Dr. Jonathan Hook
What Exactly is a Bunion?
Contrary to what most people think, a bunion is more than just a bump on the side of the big toe. The bump of a bunion is actually a visible sign of what’s going on inside the foot. It reflects changes taking place in the bony framework in the front of the foot. The big toe leans toward the second toe instead of pointing straight out. This throws the bones out of alignment and forms the characteristic bump.
Bunions are a progressive disorder, which means the leaning usually gets worse and alters the angle of the bones in that area. As a result, the bump becomes more prominent and that’s when symptoms appear (although some people never have symptoms).

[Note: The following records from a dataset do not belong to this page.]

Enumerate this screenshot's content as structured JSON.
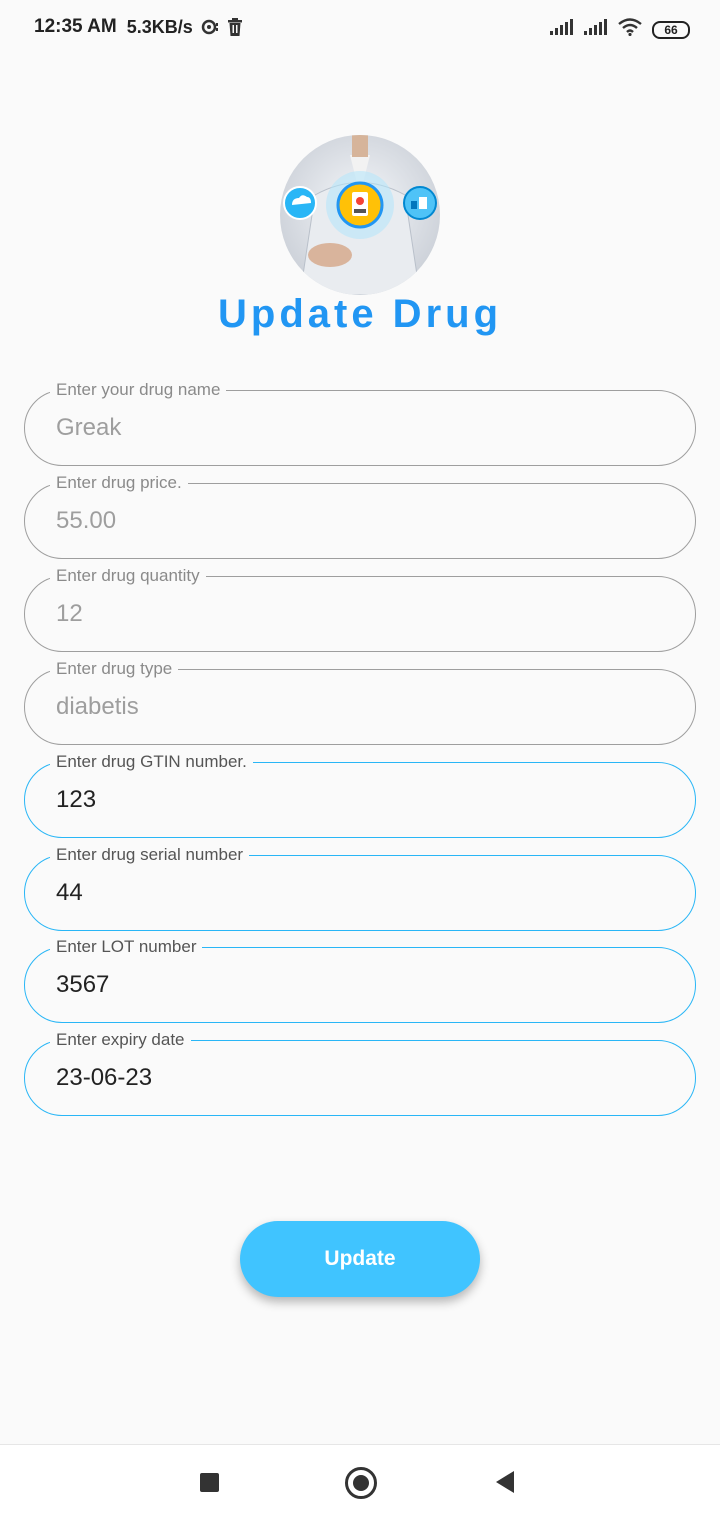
{
  "status_bar": {
    "time": "12:35 AM",
    "speed": "5.3KB/s",
    "battery": "66"
  },
  "header": {
    "title": "Update Drug"
  },
  "form": {
    "fields": [
      {
        "label": "Enter your drug name",
        "value": "Greak"
      },
      {
        "label": "Enter drug price.",
        "value": "55.00"
      },
      {
        "label": "Enter drug quantity",
        "value": "12"
      },
      {
        "label": "Enter drug type",
        "value": "diabetis"
      },
      {
        "label": "Enter drug GTIN number.",
        "value": "123"
      },
      {
        "label": "Enter drug serial number",
        "value": "44"
      },
      {
        "label": "Enter LOT number",
        "value": "3567"
      },
      {
        "label": "Enter expiry date",
        "value": "23-06-23"
      }
    ],
    "update_label": "Update"
  },
  "colors": {
    "title": "#2196f3",
    "button": "#40c4ff",
    "active_border": "#29b6f6",
    "inactive_border": "#9e9e9e"
  }
}
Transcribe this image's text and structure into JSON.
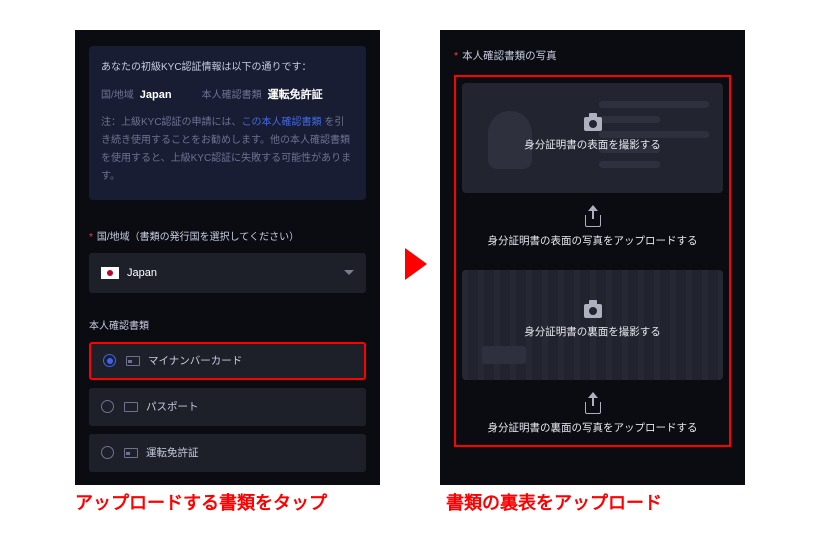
{
  "left": {
    "info": {
      "title": "あなたの初級KYC認証情報は以下の通りです：",
      "country_label": "国/地域",
      "country_value": "Japan",
      "doc_label": "本人確認書類",
      "doc_value": "運転免許証",
      "warn_prefix": "注：上級KYC認証の申請には、",
      "warn_link": "この本人確認書類",
      "warn_suffix": " を引き続き使用することをお勧めします。他の本人確認書類を使用すると、上級KYC認証に失敗する可能性があります。"
    },
    "region": {
      "label": "国/地域（書類の発行国を選択してください）",
      "value": "Japan"
    },
    "docs": {
      "label": "本人確認書類",
      "options": [
        {
          "label": "マイナンバーカード",
          "selected": true
        },
        {
          "label": "パスポート",
          "selected": false
        },
        {
          "label": "運転免許証",
          "selected": false
        }
      ]
    }
  },
  "right": {
    "title": "本人確認書類の写真",
    "front_shoot": "身分証明書の表面を撮影する",
    "front_upload": "身分証明書の表面の写真をアップロードする",
    "back_shoot": "身分証明書の裏面を撮影する",
    "back_upload": "身分証明書の裏面の写真をアップロードする"
  },
  "captions": {
    "left": "アップロードする書類をタップ",
    "right": "書類の裏表をアップロード"
  }
}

The symptoms of a bunion include pain or soreness at the bump, and redness and inflammation. Some people have a burning sensation or numbness at the bump. Symptoms most often occur when wearing shoes that crowd the toes. This may explain why more women are likely to have symptoms than men.
X-rays evaluate how far your bunion has progressed and will help determine the best approach to correcting this deformity. Sometimes bunions can be treated conservatively, through nonsurgical options. But for many people, surgery is appropriate if nonsurgical treatments fail to provide adequate relief. Bunion surgery is also called a bunionectomy. A bunionectomy corrects the changes in the foot’s bony structure, removes the bump, and corrects any soft tissue changes that may have occurred. A bunionectomy is performed to accomplish three goals: reduce the pain, improve the patient’s ability to function normally, and decrease the deformity itself.
What exactly will your procedure involve?
There are various procedures available to them to treat bunions. The right procedure for you will be decided by taking into account your x-ray results, your age, your activity level, and other factors. In general, recovery from a bunionectomy will take several weeks and will require some time off of your foot.